Minn.R.Evid. 801(d)(1)(B) allows the trial court to admit as substantive evidence (rather than just as corroborative evidence) a prior statement of a witness that is consistent with his testimony if it rebuts an express or implied charge against him of recent fabrication or improper influence or motive. Minnesota cases applying the rule include State v. Lucas, 372 N.W.2d 731 (Minn.1985); State v. Gardner, 328 N.W.2d 159 (Minn.1983); State v. Arndt, 285 N.W.2d 478 (Minn. 1979); Jensen v. State, 278 N.W.2d 752 (Minn.1979). Impeachment of the witness and an imputation of fabrication are preconditions to substantive admissibility of the prior statement under the rule. But the rule does not remove the trial court's considerable pre-rules discretion to admit prior consistent statements of a witness for the nonsubstantive nonhearsay purpose of corroborating his testimony or of rehabilitating the witness. 3 and 4 J. Weinstein & M. Berger, Weinstein's Evidence United States Rules §§ 607[08] and 801(d)(1)(B)[01] (1985); State v. Gardner, supra; State v. Arndt, supra. In his cross-examination of Messenger, defense counsel did imply to the jury that Messenger had fabricated the testimony about defendant's having threatened to kill Miller. Therefore, we believe that the trial court did not abuse its discretion under the rule in admitting the prior statement of Messenger. In any event, the prior statement clearly was admissible for the purpose of rehabilitating Messenger as a witness; he simply forgot that he had made the statement to the police and allowing the testimony merely corrected the erroneous impression created by the cross-examination.

5. The other issue that defendant properly raised in the trial court is whether the trial court erred in letting the prosecutor use a suppressed statement by the defendant to the police to impeach his exculpatory testimony. The trial court suppressed defendant's first statement to the police, the one made when he was arrested and appeared intoxicated, on the ground that the state failed to meet its burden under the Miranda decision of showing a knowing, voluntary and intelligent waiver of the Miranda rights. Contrary to defendant's argument, the trial court did not suppress the statement as a coerced, involuntary statement. Mincey v. Arizona, 437 U.S. 385, 98 S. Ct. 2408, 57 L. Ed. 2d 290 (1978) summarizes the use of suppressed statements as follows: "Statements made by a defendant in circumstances violating the strictures of Miranda * * * are admissible for impeachment if their `trustworthiness * * * [sic] satisfies legal standards' * * * [b]ut any criminal trial use against a defendant of his involuntary statement is a denial of due process of law `even though there is ample evidence aside from the confession to support the conviction.'" Id. at 397-98, 98 S. Ct. at 2416 (emphasis in the original) (citations omitted). Defendant's statement to the police shortly after his arrest may have been in violation of Miranda but the statement certainly was the product of a rational intellect and a free will and was not coerced by the police. Indeed, defendant's claim that the statement was involuntary is inconsistent with his testimonial claim that at the time of the shooting he acted reasonably in self-defense.

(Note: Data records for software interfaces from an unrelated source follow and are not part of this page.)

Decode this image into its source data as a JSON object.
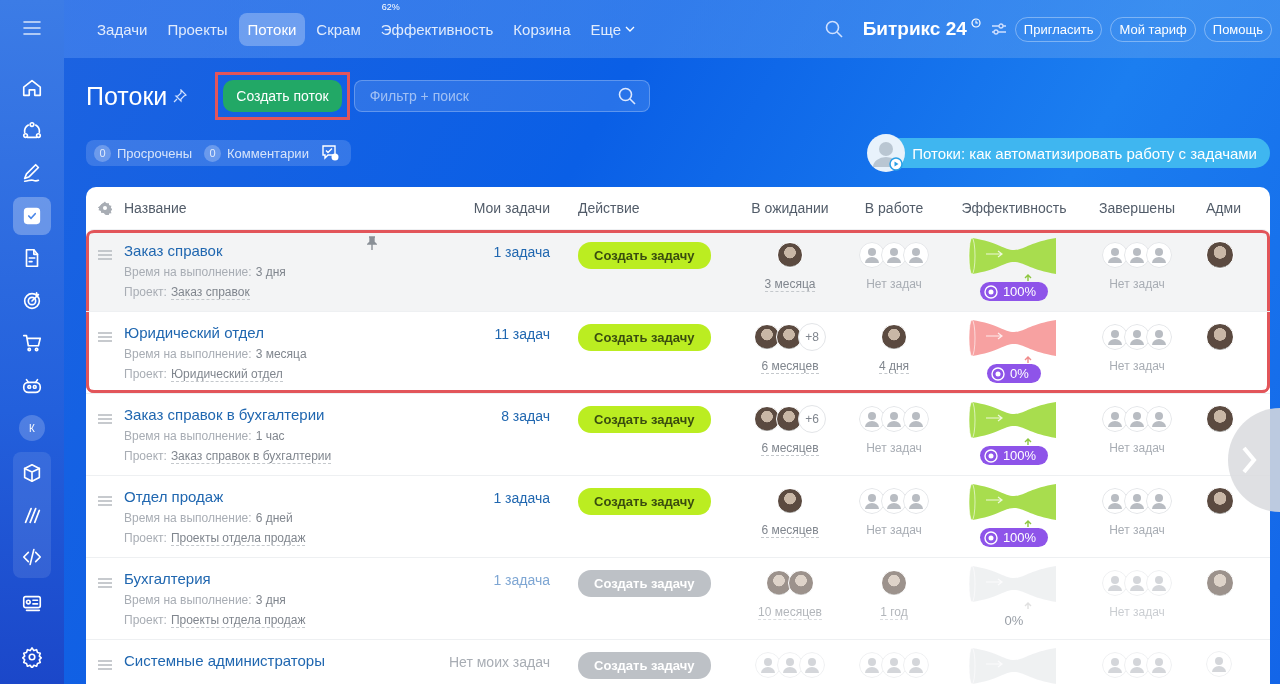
{
  "sidebar": {
    "items": [
      {
        "selected": false
      },
      {
        "selected": false
      },
      {
        "selected": false
      },
      {
        "selected": true
      },
      {
        "selected": false
      },
      {
        "selected": false
      },
      {
        "selected": false
      },
      {
        "selected": false
      },
      {
        "selected": false,
        "label": "К"
      },
      {
        "selected": false
      },
      {
        "selected": false
      },
      {
        "selected": false
      },
      {
        "selected": false
      },
      {
        "selected": false
      }
    ]
  },
  "top_nav": {
    "tabs": [
      {
        "label": "Задачи",
        "selected": false
      },
      {
        "label": "Проекты",
        "selected": false
      },
      {
        "label": "Потоки",
        "selected": true
      },
      {
        "label": "Скрам",
        "selected": false
      },
      {
        "label": "Эффективность",
        "selected": false,
        "counter": "62%"
      },
      {
        "label": "Корзина",
        "selected": false
      },
      {
        "label": "Еще",
        "selected": false,
        "dropdown": true
      }
    ],
    "logo": "Битрикс 24",
    "buttons": [
      "Пригласить",
      "Мой тариф",
      "Помощь"
    ]
  },
  "header": {
    "title": "Потоки",
    "create_button": "Создать поток",
    "create_button_annotated": true,
    "search": {
      "placeholder": "Фильтр + поиск"
    },
    "counters": [
      {
        "count": "0",
        "label": "Просрочены"
      },
      {
        "count": "0",
        "label": "Комментарии"
      }
    ],
    "video_banner": "Потоки: как автоматизировать работу с задачами"
  },
  "table": {
    "columns": [
      "Название",
      "Мои задачи",
      "Действие",
      "В ожидании",
      "В работе",
      "Эффективность",
      "Завершены",
      "Адми"
    ],
    "rows": [
      {
        "name": "Заказ справок",
        "deadline_label": "Время на выполнение:",
        "deadline": "3 дня",
        "project_label": "Проект:",
        "project": "Заказ справок",
        "my_tasks": "1 задача",
        "has_tasks": true,
        "active": true,
        "hovered": true,
        "pinned": true,
        "annotated": true,
        "action": "Создать задачу",
        "waiting": {
          "avatars": [
            {
              "kind": "photo"
            }
          ],
          "label": "3 месяца"
        },
        "in_work": {
          "avatars": [
            {
              "kind": "empty"
            },
            {
              "kind": "empty"
            },
            {
              "kind": "empty"
            }
          ],
          "label": "Нет задач"
        },
        "efficiency": {
          "kind": "good",
          "value": "100%"
        },
        "completed": {
          "avatars": [
            {
              "kind": "empty"
            },
            {
              "kind": "empty"
            },
            {
              "kind": "empty"
            }
          ],
          "label": "Нет задач"
        },
        "admin": {
          "kind": "photo"
        }
      },
      {
        "name": "Юридический отдел",
        "deadline_label": "Время на выполнение:",
        "deadline": "3 месяца",
        "project_label": "Проект:",
        "project": "Юридический отдел",
        "my_tasks": "11 задач",
        "has_tasks": true,
        "active": true,
        "hovered": false,
        "pinned": false,
        "annotated": true,
        "action": "Создать задачу",
        "waiting": {
          "avatars": [
            {
              "kind": "photo"
            },
            {
              "kind": "photo"
            }
          ],
          "more": "+8",
          "label": "6 месяцев"
        },
        "in_work": {
          "avatars": [
            {
              "kind": "photo"
            }
          ],
          "label": "4 дня"
        },
        "efficiency": {
          "kind": "bad",
          "value": "0%"
        },
        "completed": {
          "avatars": [
            {
              "kind": "empty"
            },
            {
              "kind": "empty"
            },
            {
              "kind": "empty"
            }
          ],
          "label": "Нет задач"
        },
        "admin": {
          "kind": "photo"
        }
      },
      {
        "name": "Заказ справок в бухгалтерии",
        "deadline_label": "Время на выполнение:",
        "deadline": "1 час",
        "project_label": "Проект:",
        "project": "Заказ справок в бухгалтерии",
        "my_tasks": "8 задач",
        "has_tasks": true,
        "active": true,
        "hovered": false,
        "pinned": false,
        "annotated": false,
        "action": "Создать задачу",
        "waiting": {
          "avatars": [
            {
              "kind": "photo"
            },
            {
              "kind": "photo"
            }
          ],
          "more": "+6",
          "label": "6 месяцев"
        },
        "in_work": {
          "avatars": [
            {
              "kind": "empty"
            },
            {
              "kind": "empty"
            },
            {
              "kind": "empty"
            }
          ],
          "label": "Нет задач"
        },
        "efficiency": {
          "kind": "good",
          "value": "100%"
        },
        "completed": {
          "avatars": [
            {
              "kind": "empty"
            },
            {
              "kind": "empty"
            },
            {
              "kind": "empty"
            }
          ],
          "label": "Нет задач"
        },
        "admin": {
          "kind": "photo"
        }
      },
      {
        "name": "Отдел продаж",
        "deadline_label": "Время на выполнение:",
        "deadline": "6 дней",
        "project_label": "Проект:",
        "project": "Проекты отдела продаж",
        "my_tasks": "1 задача",
        "has_tasks": true,
        "active": true,
        "hovered": false,
        "pinned": false,
        "annotated": false,
        "action": "Создать задачу",
        "waiting": {
          "avatars": [
            {
              "kind": "photo"
            }
          ],
          "label": "6 месяцев"
        },
        "in_work": {
          "avatars": [
            {
              "kind": "empty"
            },
            {
              "kind": "empty"
            },
            {
              "kind": "empty"
            }
          ],
          "label": "Нет задач"
        },
        "efficiency": {
          "kind": "good",
          "value": "100%"
        },
        "completed": {
          "avatars": [
            {
              "kind": "empty"
            },
            {
              "kind": "empty"
            },
            {
              "kind": "empty"
            }
          ],
          "label": "Нет задач"
        },
        "admin": {
          "kind": "photo"
        }
      },
      {
        "name": "Бухгалтерия",
        "deadline_label": "Время на выполнение:",
        "deadline": "3 дня",
        "project_label": "Проект:",
        "project": "Проекты отдела продаж",
        "my_tasks": "1 задача",
        "has_tasks": true,
        "active": false,
        "hovered": false,
        "pinned": false,
        "annotated": false,
        "action": "Создать задачу",
        "waiting": {
          "avatars": [
            {
              "kind": "photo"
            },
            {
              "kind": "photo"
            }
          ],
          "label": "10 месяцев"
        },
        "in_work": {
          "avatars": [
            {
              "kind": "photo"
            }
          ],
          "label": "1 год"
        },
        "efficiency": {
          "kind": "none",
          "value": "0%"
        },
        "completed": {
          "avatars": [
            {
              "kind": "empty"
            },
            {
              "kind": "empty"
            },
            {
              "kind": "empty"
            }
          ],
          "label": "Нет задач"
        },
        "admin": {
          "kind": "photo"
        }
      },
      {
        "name": "Системные администраторы",
        "my_tasks": "Нет моих задач",
        "has_tasks": false,
        "active": false,
        "hovered": false,
        "pinned": false,
        "annotated": false,
        "action": "Создать задачу",
        "waiting": {
          "avatars": [
            {
              "kind": "empty"
            },
            {
              "kind": "empty"
            },
            {
              "kind": "empty"
            }
          ]
        },
        "in_work": {
          "avatars": [
            {
              "kind": "empty"
            },
            {
              "kind": "empty"
            },
            {
              "kind": "empty"
            }
          ]
        },
        "efficiency": {
          "kind": "none"
        },
        "completed": {
          "avatars": [
            {
              "kind": "empty"
            },
            {
              "kind": "empty"
            },
            {
              "kind": "empty"
            }
          ]
        },
        "admin": {
          "kind": "empty"
        }
      }
    ]
  }
}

In summary, we conclude that defendant received a fair trial and was properly convicted of two counts of first-degree murder.



[1] In Jenkins v. Anderson, 447 U.S. 231, 100 S. Ct. 2124, 65 L. Ed. 2d 86 (1980), the Court held that the constitution does not bar the use of a defendant's prearrest silence to impeach his exculpatory testimony where the police did nothing to induce the defendant to remain silent. In Fletcher v. Weir, 455 U.S. 603, 102 S. Ct. 1309, 71 L. Ed. 2d 490 (1982), the Court ruled that the constitution does not bar the use of post-arrest silence to impeach the defendant's exculpatory testimony where the police gave no Miranda warning.